The task » Write out the records beneath this line exactly as they appear, minus any images.

(Material provided)

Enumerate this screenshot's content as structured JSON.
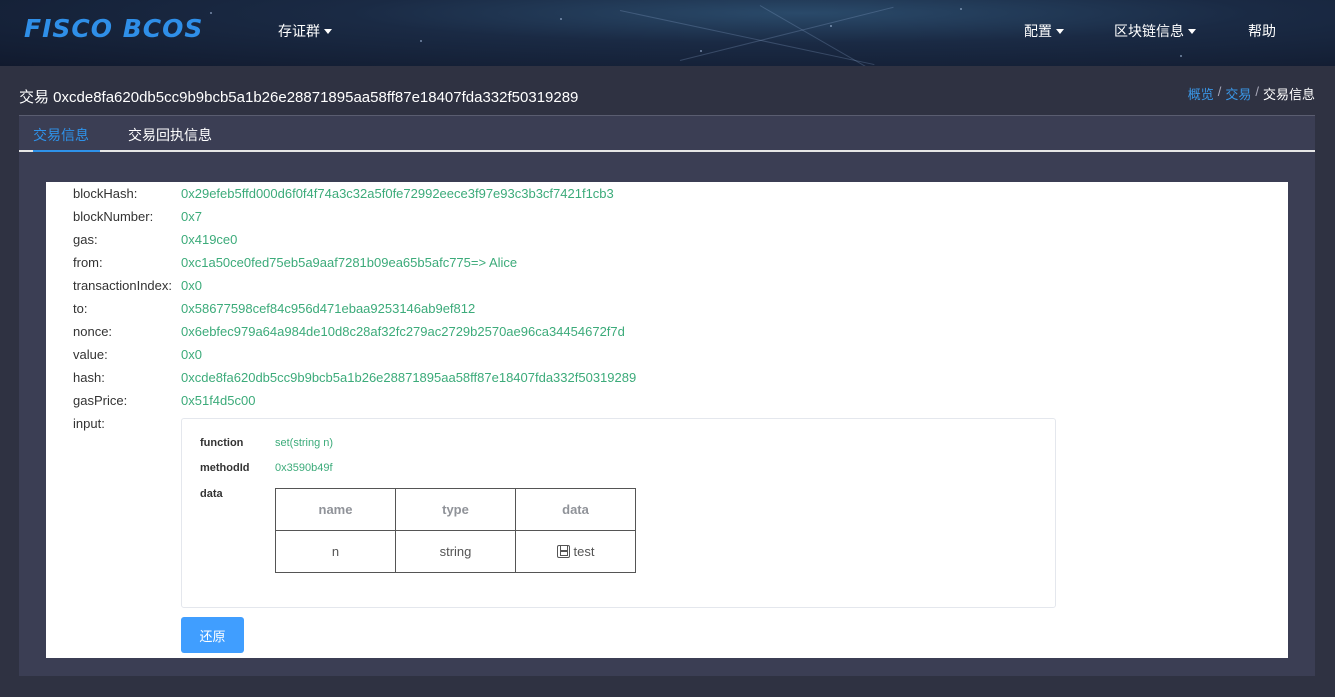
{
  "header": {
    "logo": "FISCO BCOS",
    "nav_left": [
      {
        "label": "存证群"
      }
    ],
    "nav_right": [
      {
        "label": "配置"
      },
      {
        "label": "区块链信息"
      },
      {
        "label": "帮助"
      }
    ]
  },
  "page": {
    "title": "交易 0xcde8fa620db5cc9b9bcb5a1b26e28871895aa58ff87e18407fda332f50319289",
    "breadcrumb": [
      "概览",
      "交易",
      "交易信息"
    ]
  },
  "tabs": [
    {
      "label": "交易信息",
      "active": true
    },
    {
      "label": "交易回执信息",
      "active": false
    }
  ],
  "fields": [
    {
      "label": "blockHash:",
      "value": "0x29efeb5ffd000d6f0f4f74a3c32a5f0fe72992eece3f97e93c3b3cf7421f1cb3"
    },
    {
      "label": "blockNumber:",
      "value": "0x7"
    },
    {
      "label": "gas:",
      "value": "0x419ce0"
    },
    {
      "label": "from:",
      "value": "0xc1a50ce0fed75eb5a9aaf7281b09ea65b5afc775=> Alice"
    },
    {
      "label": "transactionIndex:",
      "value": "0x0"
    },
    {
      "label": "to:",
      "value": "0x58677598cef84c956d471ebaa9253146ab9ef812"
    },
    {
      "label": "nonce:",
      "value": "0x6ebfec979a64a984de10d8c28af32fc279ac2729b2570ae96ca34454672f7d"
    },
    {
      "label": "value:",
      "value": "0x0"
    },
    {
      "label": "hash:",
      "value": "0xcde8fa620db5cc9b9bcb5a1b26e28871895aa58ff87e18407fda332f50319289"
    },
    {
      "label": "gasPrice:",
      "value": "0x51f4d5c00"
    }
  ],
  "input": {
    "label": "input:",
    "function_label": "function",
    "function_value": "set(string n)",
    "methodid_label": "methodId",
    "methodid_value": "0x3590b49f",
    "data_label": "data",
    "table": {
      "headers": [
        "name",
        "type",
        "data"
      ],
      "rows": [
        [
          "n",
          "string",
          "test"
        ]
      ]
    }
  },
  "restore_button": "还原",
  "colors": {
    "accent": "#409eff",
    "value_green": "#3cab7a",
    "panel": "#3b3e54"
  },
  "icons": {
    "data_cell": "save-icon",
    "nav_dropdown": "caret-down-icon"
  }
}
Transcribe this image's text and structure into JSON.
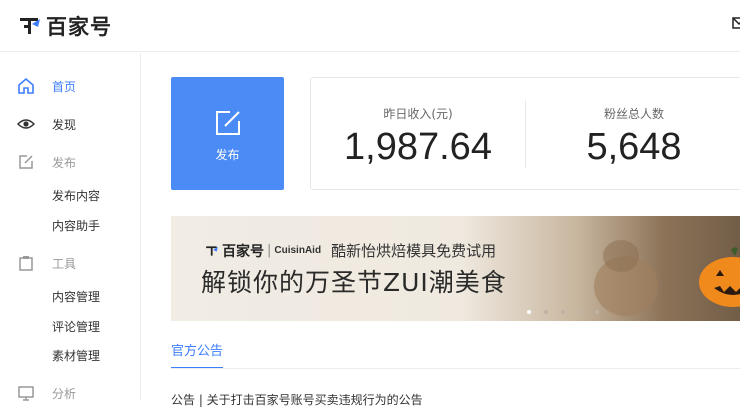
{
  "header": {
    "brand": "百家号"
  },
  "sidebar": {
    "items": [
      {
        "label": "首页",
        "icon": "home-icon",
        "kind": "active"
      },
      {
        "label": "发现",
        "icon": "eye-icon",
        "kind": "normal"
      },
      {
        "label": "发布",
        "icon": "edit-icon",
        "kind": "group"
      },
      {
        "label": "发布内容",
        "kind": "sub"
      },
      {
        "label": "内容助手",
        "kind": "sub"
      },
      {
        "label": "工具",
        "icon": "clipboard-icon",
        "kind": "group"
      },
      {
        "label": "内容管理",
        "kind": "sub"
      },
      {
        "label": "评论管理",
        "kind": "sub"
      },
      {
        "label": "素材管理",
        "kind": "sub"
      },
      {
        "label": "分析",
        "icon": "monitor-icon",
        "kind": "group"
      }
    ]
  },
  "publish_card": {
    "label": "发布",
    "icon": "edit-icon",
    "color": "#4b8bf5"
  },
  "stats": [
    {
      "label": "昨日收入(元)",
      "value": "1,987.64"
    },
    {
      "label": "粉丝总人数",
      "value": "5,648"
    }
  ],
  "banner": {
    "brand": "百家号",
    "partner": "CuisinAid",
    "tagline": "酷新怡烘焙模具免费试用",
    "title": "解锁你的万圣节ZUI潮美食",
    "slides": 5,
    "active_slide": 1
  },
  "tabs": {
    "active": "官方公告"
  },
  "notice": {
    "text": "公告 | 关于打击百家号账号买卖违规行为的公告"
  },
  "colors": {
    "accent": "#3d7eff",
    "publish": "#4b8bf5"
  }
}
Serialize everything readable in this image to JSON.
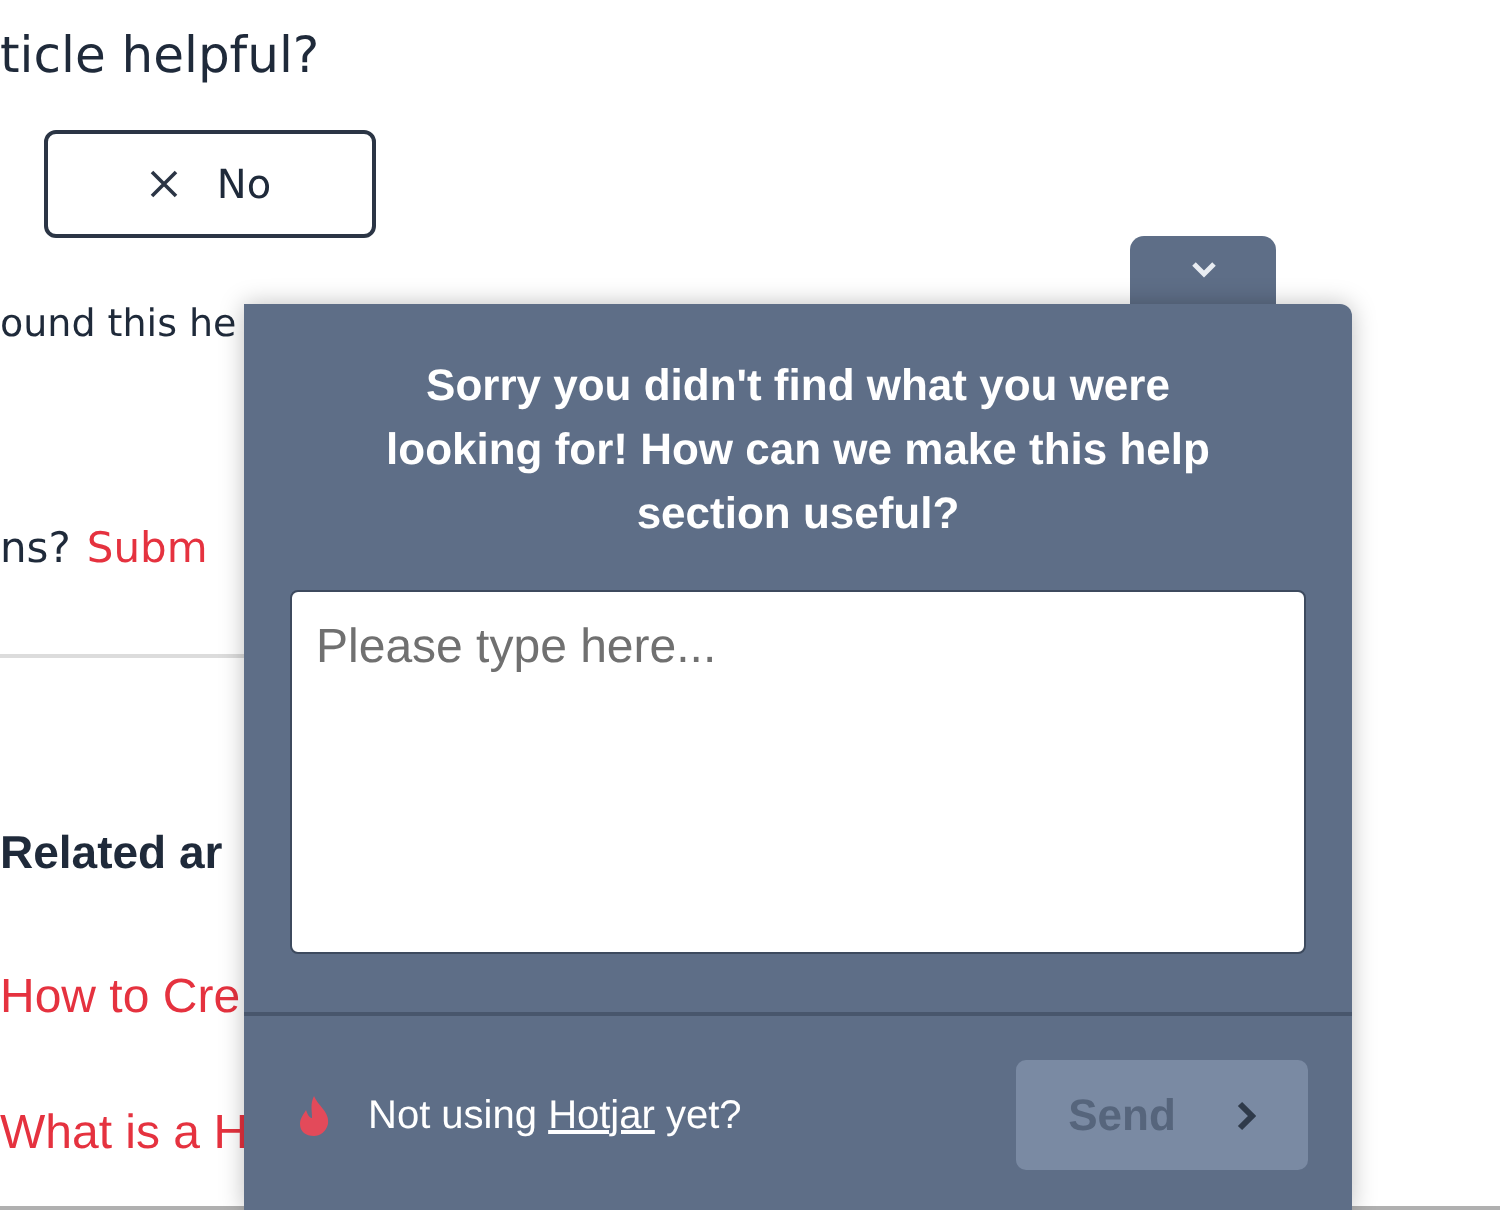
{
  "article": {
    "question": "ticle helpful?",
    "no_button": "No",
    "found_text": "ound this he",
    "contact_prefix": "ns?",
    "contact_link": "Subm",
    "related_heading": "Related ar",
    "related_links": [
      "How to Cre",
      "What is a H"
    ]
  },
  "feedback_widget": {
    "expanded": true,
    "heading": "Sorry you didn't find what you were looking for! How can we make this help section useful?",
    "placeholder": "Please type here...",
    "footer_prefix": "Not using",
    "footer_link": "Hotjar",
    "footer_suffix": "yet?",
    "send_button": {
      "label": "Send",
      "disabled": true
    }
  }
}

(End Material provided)

Exercise solution »
Enumerate this screenshot's content as structured JSON.
{
  "header": {
    "logo": "FISCO BCOS",
    "nav_left": [
      {
        "label": "存证群"
      }
    ],
    "nav_right": [
      {
        "label": "配置"
      },
      {
        "label": "区块链信息"
      },
      {
        "label": "帮助"
      }
    ]
  },
  "page": {
    "title": "交易 0xcde8fa620db5cc9b9bcb5a1b26e28871895aa58ff87e18407fda332f50319289",
    "breadcrumb": [
      "概览",
      "交易",
      "交易信息"
    ]
  },
  "tabs": [
    {
      "label": "交易信息",
      "active": true
    },
    {
      "label": "交易回执信息",
      "active": false
    }
  ],
  "fields": [
    {
      "label": "blockHash:",
      "value": "0x29efeb5ffd000d6f0f4f74a3c32a5f0fe72992eece3f97e93c3b3cf7421f1cb3"
    },
    {
      "label": "blockNumber:",
      "value": "0x7"
    },
    {
      "label": "gas:",
      "value": "0x419ce0"
    },
    {
      "label": "from:",
      "value": "0xc1a50ce0fed75eb5a9aaf7281b09ea65b5afc775=> Alice"
    },
    {
      "label": "transactionIndex:",
      "value": "0x0"
    },
    {
      "label": "to:",
      "value": "0x58677598cef84c956d471ebaa9253146ab9ef812"
    },
    {
      "label": "nonce:",
      "value": "0x6ebfec979a64a984de10d8c28af32fc279ac2729b2570ae96ca34454672f7d"
    },
    {
      "label": "value:",
      "value": "0x0"
    },
    {
      "label": "hash:",
      "value": "0xcde8fa620db5cc9b9bcb5a1b26e28871895aa58ff87e18407fda332f50319289"
    },
    {
      "label": "gasPrice:",
      "value": "0x51f4d5c00"
    }
  ],
  "input": {
    "label": "input:",
    "function_label": "function",
    "function_value": "set(string n)",
    "methodid_label": "methodId",
    "methodid_value": "0x3590b49f",
    "data_label": "data",
    "table": {
      "headers": [
        "name",
        "type",
        "data"
      ],
      "rows": [
        [
          "n",
          "string",
          "test"
        ]
      ]
    }
  },
  "restore_button": "还原",
  "colors": {
    "accent": "#409eff",
    "value_green": "#3cab7a",
    "panel": "#3b3e54"
  },
  "icons": {
    "data_cell": "save-icon",
    "nav_dropdown": "caret-down-icon"
  }
}
Transcribe this image's text and structure into JSON.
{
  "header": {
    "brand": "百家号"
  },
  "sidebar": {
    "items": [
      {
        "label": "首页",
        "icon": "home-icon",
        "kind": "active"
      },
      {
        "label": "发现",
        "icon": "eye-icon",
        "kind": "normal"
      },
      {
        "label": "发布",
        "icon": "edit-icon",
        "kind": "group"
      },
      {
        "label": "发布内容",
        "kind": "sub"
      },
      {
        "label": "内容助手",
        "kind": "sub"
      },
      {
        "label": "工具",
        "icon": "clipboard-icon",
        "kind": "group"
      },
      {
        "label": "内容管理",
        "kind": "sub"
      },
      {
        "label": "评论管理",
        "kind": "sub"
      },
      {
        "label": "素材管理",
        "kind": "sub"
      },
      {
        "label": "分析",
        "icon": "monitor-icon",
        "kind": "group"
      }
    ]
  },
  "publish_card": {
    "label": "发布",
    "icon": "edit-icon",
    "color": "#4b8bf5"
  },
  "stats": [
    {
      "label": "昨日收入(元)",
      "value": "1,987.64"
    },
    {
      "label": "粉丝总人数",
      "value": "5,648"
    }
  ],
  "banner": {
    "brand": "百家号",
    "partner": "CuisinAid",
    "tagline": "酷新怡烘焙模具免费试用",
    "title": "解锁你的万圣节ZUI潮美食",
    "slides": 5,
    "active_slide": 1
  },
  "tabs": {
    "active": "官方公告"
  },
  "notice": {
    "text": "公告 | 关于打击百家号账号买卖违规行为的公告"
  },
  "colors": {
    "accent": "#3d7eff",
    "publish": "#4b8bf5"
  }
}
Serialize everything readable in this image to JSON.
{
  "article": {
    "question": "ticle helpful?",
    "no_button": "No",
    "found_text": "ound this he",
    "contact_prefix": "ns?",
    "contact_link": "Subm",
    "related_heading": "Related ar",
    "related_links": [
      "How to Cre",
      "What is a H"
    ]
  },
  "feedback_widget": {
    "expanded": true,
    "heading": "Sorry you didn't find what you were looking for! How can we make this help section useful?",
    "placeholder": "Please type here...",
    "footer_prefix": "Not using",
    "footer_link": "Hotjar",
    "footer_suffix": "yet?",
    "send_button": {
      "label": "Send",
      "disabled": true
    }
  }
}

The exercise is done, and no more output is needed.